How to Run a Successful Sportsbook


A sportsbook is a place where you can place a bet on a variety of sporting events. These bets can be placed on teams or individual players. Most sportsbooks also offer future bets and parlays. You can use your credit or debit card to make these bets. However, you should remember that gambling is a form of entertainment and should be done responsibly. You should never wager more than you can afford to lose.

In order to run a successful sportsbook, you need to have a thorough understanding of the industry and its laws. This includes the licensing requirements, legal rules and regulations for placing bets. Additionally, you need to know how to attract customers and keep them coming back. To do this, you need to have a good website and social media presence.

You should also consider using cryptocurrencies, which provide faster processing times and better security for your payments. Additionally, collaborating with reliable payment processors will help you establish your reputation and promote client trust. Avoid limiting the number of payment options, as this could hurt your business in the long term.

In the United States, there are many sportsbooks that accept bets on a wide range of sports and events. Some of these sportsbooks are located in casinos, while others are operated by private businesses.

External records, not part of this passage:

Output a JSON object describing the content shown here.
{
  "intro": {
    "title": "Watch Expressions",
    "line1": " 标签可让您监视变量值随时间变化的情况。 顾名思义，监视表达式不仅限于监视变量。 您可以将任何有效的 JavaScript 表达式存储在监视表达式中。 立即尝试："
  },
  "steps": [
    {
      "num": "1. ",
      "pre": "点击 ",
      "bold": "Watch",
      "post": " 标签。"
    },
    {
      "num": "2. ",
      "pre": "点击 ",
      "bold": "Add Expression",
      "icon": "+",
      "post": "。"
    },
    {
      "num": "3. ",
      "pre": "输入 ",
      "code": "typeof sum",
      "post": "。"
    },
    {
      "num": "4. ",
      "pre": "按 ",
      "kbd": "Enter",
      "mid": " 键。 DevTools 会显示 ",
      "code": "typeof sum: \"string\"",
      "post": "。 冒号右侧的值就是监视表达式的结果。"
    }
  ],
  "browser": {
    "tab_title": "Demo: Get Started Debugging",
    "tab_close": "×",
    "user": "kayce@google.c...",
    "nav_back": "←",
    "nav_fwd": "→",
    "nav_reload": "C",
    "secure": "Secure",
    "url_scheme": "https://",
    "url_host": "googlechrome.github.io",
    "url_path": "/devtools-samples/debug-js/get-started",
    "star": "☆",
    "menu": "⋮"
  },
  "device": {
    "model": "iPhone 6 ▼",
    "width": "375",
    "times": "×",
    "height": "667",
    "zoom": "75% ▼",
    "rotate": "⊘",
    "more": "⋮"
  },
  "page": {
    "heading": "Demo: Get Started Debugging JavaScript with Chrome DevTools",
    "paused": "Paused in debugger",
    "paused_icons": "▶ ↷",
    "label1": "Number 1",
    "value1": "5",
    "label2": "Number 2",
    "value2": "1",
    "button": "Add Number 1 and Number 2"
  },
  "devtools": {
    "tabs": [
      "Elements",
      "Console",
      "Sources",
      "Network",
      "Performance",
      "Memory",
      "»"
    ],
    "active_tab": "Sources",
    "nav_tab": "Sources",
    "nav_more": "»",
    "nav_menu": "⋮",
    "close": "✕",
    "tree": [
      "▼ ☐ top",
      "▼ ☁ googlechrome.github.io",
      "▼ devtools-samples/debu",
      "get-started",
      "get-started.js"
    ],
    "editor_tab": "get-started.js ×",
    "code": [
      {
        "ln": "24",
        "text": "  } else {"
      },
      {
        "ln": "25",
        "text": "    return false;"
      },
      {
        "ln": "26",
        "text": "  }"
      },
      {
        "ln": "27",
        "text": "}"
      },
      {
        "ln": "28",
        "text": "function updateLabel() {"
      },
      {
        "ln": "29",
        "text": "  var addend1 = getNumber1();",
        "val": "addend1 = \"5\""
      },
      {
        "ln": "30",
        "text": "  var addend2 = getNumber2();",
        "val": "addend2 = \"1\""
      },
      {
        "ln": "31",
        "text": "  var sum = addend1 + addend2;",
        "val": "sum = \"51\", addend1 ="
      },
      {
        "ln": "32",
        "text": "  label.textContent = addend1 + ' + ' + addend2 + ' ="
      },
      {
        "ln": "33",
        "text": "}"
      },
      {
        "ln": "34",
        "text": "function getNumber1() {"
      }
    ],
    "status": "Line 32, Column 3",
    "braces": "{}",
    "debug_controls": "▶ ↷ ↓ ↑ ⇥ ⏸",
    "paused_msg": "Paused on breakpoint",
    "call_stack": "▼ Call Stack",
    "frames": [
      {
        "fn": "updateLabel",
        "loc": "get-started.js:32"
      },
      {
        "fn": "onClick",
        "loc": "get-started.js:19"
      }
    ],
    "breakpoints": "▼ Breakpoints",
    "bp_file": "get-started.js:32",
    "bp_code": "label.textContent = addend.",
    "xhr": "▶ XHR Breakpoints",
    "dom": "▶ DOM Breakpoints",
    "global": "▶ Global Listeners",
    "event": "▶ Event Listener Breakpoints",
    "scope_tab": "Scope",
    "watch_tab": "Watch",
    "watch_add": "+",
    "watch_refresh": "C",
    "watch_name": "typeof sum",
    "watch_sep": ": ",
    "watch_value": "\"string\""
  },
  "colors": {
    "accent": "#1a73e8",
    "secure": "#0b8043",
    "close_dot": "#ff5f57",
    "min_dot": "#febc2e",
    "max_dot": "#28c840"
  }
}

In addition, some sportsbooks are online and offer a variety of betting options. It is important to research these companies and find out which ones have the best odds and the most lucrative promotions.

Sportsbooks make money by charging a commission on losing bets, which is known as the vig or juice. This is typically 10% of the total bet amount. However, this can be lower or higher in some cases. The sportsbook also uses this money to pay out winning bettors.

To determine the magnitude of a sportsbook’s bias in estimating the median margin of victory, we examined matches that had an identical point spread s. The results show that if the sportsbook’s proposed value is within 2.4 percentiles of the true median, wagering on either team yields a negative expected profit.

The resulting data suggest that sportsbooks may intentionally propose values that deviate from their estimated median in order to entice a preponderance of bets on the side that maximizes excess error. This finding underscores the importance of avoiding sportsbooks with a biased estimate of the median, and of utilizing layoff accounts to limit financial risks.

Posted in: Gambling